One major drawback to immediate interaction comes in the form of social sites like Facebook and Twitter. I enjoy Facebook as much as anyone, but it has a voyeuristic quality to it. We add ‘friends’ that may or may not be worthy of that title, then post snippets or pictures divulging potentially intimate moments in our lives. While it is helpful because everyone can see the same posted information without having to email or contact hundreds of people, it is becoming more common to use this type of personal information to attack each other. It is easy to forget how far the internet stretches when it feels like you are only putting information out for your own ‘friends’.
The influx of information and our tendency to share every moment of our waking day with each other has created an unintended side effect. Now that we are privy to everything, including the intimate details of real-time news, photos of every birthday and holiday, political viewpoints, emotional outbursts and even unfortunate hard partying antics, we expect this level of information all the time. When we do not receive knowledge of events or happenings globally or individually, there is an aura of distrust. A nagging question (which I believe is unjustified) comes up. “Why wouldn’t you want us to know?”
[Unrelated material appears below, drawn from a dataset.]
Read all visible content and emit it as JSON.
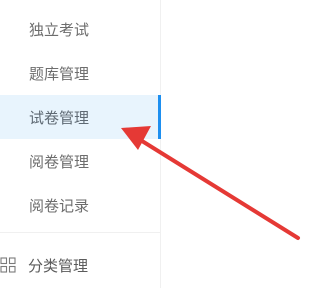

A benefit to our exposure to easy information is that new generations have a global awareness never seen before. It is not unusual for younger people to have friends they have only met via their computer or interests not found in their own backyard. The world is smaller, which has many advantages, including a better understanding of other people and cultures. However, it is critical that we, as leaders, stress the importance of selective sharing for ourselves and our team members. The internet is an untamed land; in fact it was designed that way.
When I served as an officer in the US Navy, one litmus test was never to engage in any action that I would be embarrassed to have written about on the front page of the Washington Post newspaper. The same holds true for the internet. Never share or engage in actions that are questionable unless you are ready to answer up to the consequences and judgments of others. Everyone has an opinion; unfortunately, most people are ready to share that opinion whether you want it or not. The bottom line: some things are just better left private.
CEO, The Professional Development Team